I accepted the post-doc. I am waiting for an official letter before I resign from the Department of Health, which should happen Friday or Monday. I explained it to IE like so (in an email): Got in touch with RH, but he couldnt talk till Friday… I could have waited, but started thinking about it and decided that the potential benefits to doing the post-doc far outweigh any negative consequences that might occur as a result of taking it. Besides its a decision I have to make- and it’s not right to ask others to validate it and talk me into it. Either I am willing to make the decision and deal with the consequences or I shouldnt make it. Further, its not like I am quitting my job to tend bar or serve pancakes.
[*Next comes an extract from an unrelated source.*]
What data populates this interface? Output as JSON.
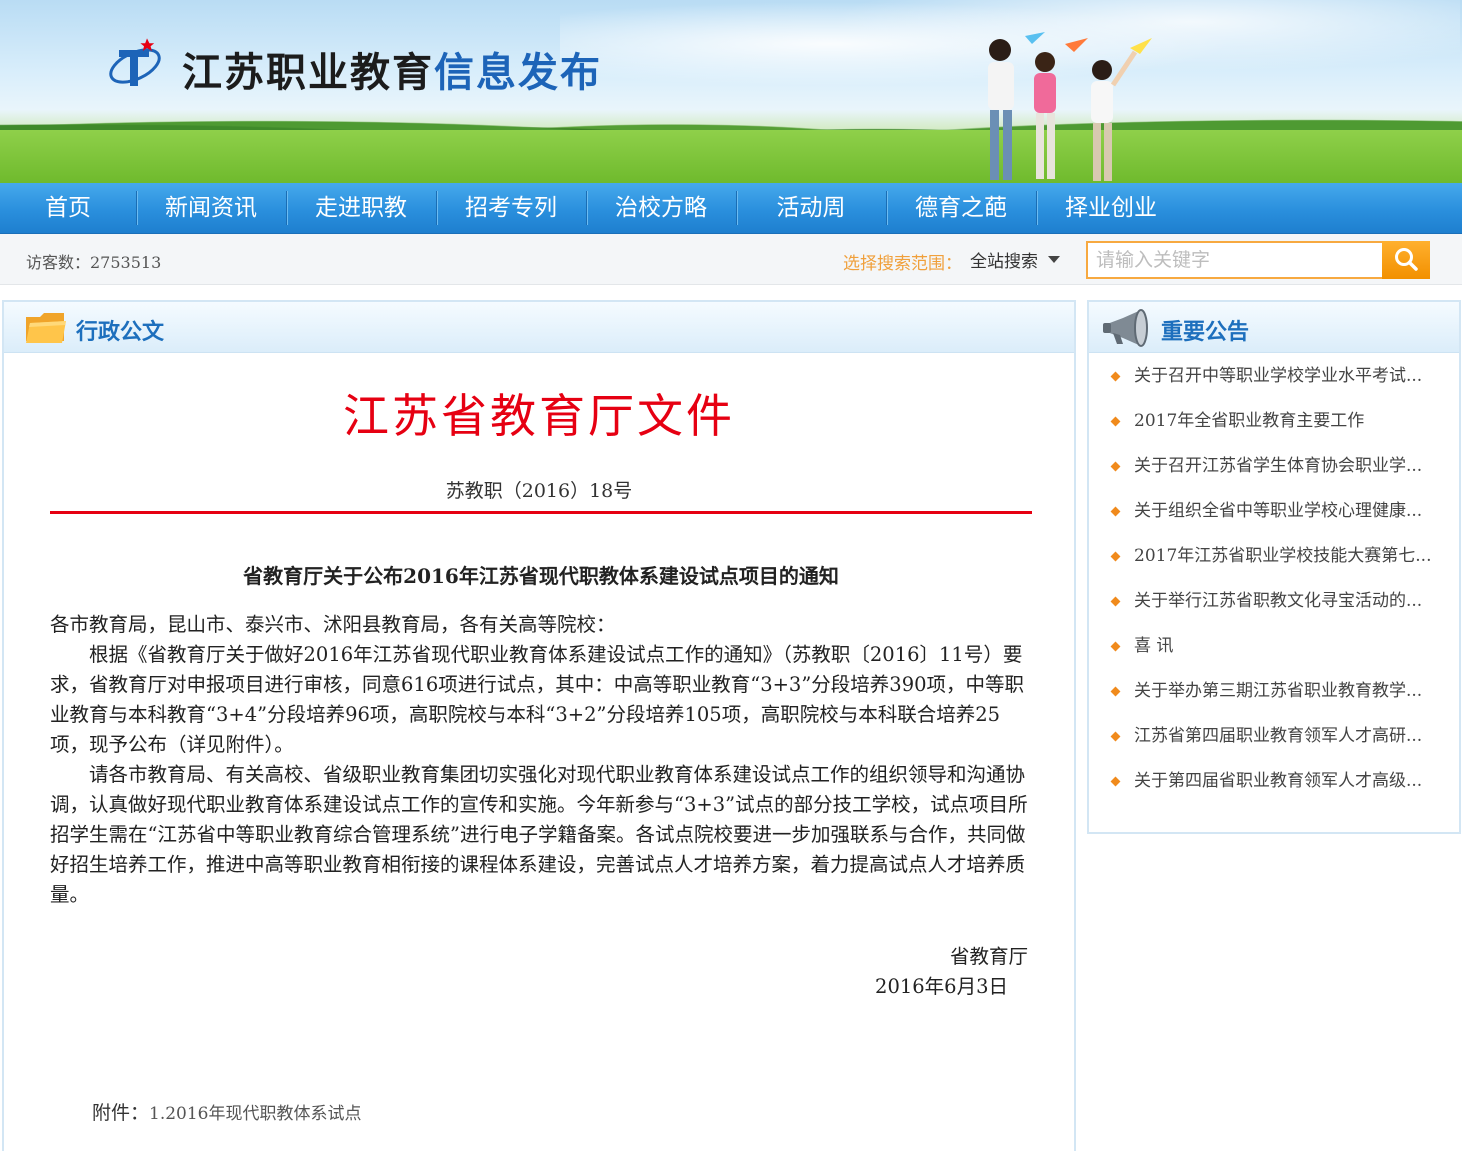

I was kinda nervous about the decision until I heard a broadcast of the Commonwealth Club of California today at lunch when I was driving back to work. Some of you may know, but Steve Jobs (the former CEO of Apple) died yesterday. The broadcast included a commencement address by Steve Jobs at Stanford in 2005. In it were a couple of quotes that resonated with me:
“For the past 33 years, I have looked in the mirror every morning and asked myself: “If today were the last day of my life, would I want to do what I am about to do today?” And whenever the answer has been “No” for too many days in a row, I know I need to change something.”
“”Stay Hungry. Stay Foolish.” It was their farewell message as they signed off. Stay Hungry. Stay Foolish. And I have always wished that for myself. And now, as you graduate to begin anew, I wish that for you. Stay hungry. Stay foolish.”
The first quote might seem ridiculous for someone who has only been working a grownup job for a little over a year, especially when some many dont have jobs, or work back-breaking (literally) jobs like roofing, construction, and plumbing. I know I am being petty… But there are a lot of days when I dont want to go. For a variety of reasons… but a major one is that I dont want to do the actual work that I am doing.
The second quote is hits home for me because I have made some weird choices in my academic career. Going to Lee University was probably the first. Going to Africa and NIH are in there too. But fact is, if I hadn’t gone to Lee my life would be so very different… so while it was maybe a mistake at the time, its a mistake I am glad I made. And while going to Africa and NIH may have had the effect of slowing me down in the process of getting my degree, doing both gave me some perspective.
So that is my choice. And I feel good about it.